  • A prison door doesn't go 'clink'. That's a small noise appropriate to wine glasses. Doors, especially big doors, might go 'clank'.

    September 13, 2008

  • The OED has this to say about the second definition of "clink" (the first is the noise, derived from German or Dutch klink):

    "The evidence appears to indicate that the name was proper to the Southwark ‘Clink’, and thence transferred elsewhere; but the converse may have been the fact. If the name was originally descriptive, various senses of clink, e.g. ‘to fasten securely’ (cf. ‘to get the clinch’, CLINCH n. 7), might have given rise to it. Cf. also CLINK n.4

    The name of a noted prison in Southwark; later used elsewhere (esp. in Devon and Cornwall) for a small and dismal prison or prison-cell, a lock-up. Now used generally for: prison, cells."

    And "clinch n.7" says this: "1847 G. W. M. REYNOLDS Myst. London III. xxv. 71/2 Should you do this and get the clinch. 1873 Slang Dict., To get the clinch: to be locked up in jail."

    Also, interestingly, clink can mean "A very small poor ale, brewed chiefly for the use of harvest labourers." Doesn't someone have a list of different kinds of alcohol?

    September 13, 2008

  • It's got to be from the sound of the doors, surely? Probably the street was named for its prison, or it was coincidence.

    September 12, 2008

  • British slang - "Noun. Prison. It is derived either from the name of Clink Street, London, on which a prison was situated, or from the sound of doors locking."

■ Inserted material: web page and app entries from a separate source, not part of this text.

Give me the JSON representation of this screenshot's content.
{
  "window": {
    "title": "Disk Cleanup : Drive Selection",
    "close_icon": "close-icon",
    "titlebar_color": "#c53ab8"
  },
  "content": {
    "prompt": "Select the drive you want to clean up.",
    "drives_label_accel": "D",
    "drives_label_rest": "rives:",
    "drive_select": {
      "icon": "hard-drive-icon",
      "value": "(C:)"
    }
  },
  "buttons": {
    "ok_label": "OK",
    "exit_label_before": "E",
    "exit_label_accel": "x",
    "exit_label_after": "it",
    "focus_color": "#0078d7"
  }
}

    September 12, 2008

  • I like most slang for prisons. I also dig its onomatopoeic property.

    January 18, 2007